◆ **ABOUT THIS TASK**
Word for word, restate the entries that follow.

◆ **INFORMATION**
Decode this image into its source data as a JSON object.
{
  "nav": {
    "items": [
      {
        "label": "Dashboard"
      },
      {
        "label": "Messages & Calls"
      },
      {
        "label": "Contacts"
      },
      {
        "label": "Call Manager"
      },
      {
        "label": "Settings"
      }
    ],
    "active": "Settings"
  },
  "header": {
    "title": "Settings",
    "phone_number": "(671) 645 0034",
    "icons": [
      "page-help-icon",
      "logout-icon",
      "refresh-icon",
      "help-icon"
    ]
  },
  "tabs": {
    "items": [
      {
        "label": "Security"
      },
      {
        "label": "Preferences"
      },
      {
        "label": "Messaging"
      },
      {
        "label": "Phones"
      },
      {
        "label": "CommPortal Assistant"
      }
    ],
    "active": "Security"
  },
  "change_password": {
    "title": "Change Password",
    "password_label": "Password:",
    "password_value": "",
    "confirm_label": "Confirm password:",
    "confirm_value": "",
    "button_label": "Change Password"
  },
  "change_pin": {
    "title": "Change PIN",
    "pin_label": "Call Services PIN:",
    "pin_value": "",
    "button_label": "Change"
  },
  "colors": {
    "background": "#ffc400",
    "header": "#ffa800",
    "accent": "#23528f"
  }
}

◆ **RESULT FOR THIS EXERCISE**
Decode this image into its source data as a JSON object.
{
  "nav": {
    "items": [
      {
        "label": "Dashboard"
      },
      {
        "label": "Messages & Calls"
      },
      {
        "label": "Contacts"
      },
      {
        "label": "Call Manager"
      },
      {
        "label": "Settings"
      }
    ],
    "active": "Settings"
  },
  "header": {
    "title": "Settings",
    "phone_number": "(671) 645 0034",
    "icons": [
      "page-help-icon",
      "logout-icon",
      "refresh-icon",
      "help-icon"
    ]
  },
  "tabs": {
    "items": [
      {
        "label": "Security"
      },
      {
        "label": "Preferences"
      },
      {
        "label": "Messaging"
      },
      {
        "label": "Phones"
      },
      {
        "label": "CommPortal Assistant"
      }
    ],
    "active": "Security"
  },
  "change_password": {
    "title": "Change Password",
    "password_label": "Password:",
    "password_value": "",
    "confirm_label": "Confirm password:",
    "confirm_value": "",
    "button_label": "Change Password"
  },
  "change_pin": {
    "title": "Change PIN",
    "pin_label": "Call Services PIN:",
    "pin_value": "",
    "button_label": "Change"
  },
  "colors": {
    "background": "#ffc400",
    "header": "#ffa800",
    "accent": "#23528f"
  }
}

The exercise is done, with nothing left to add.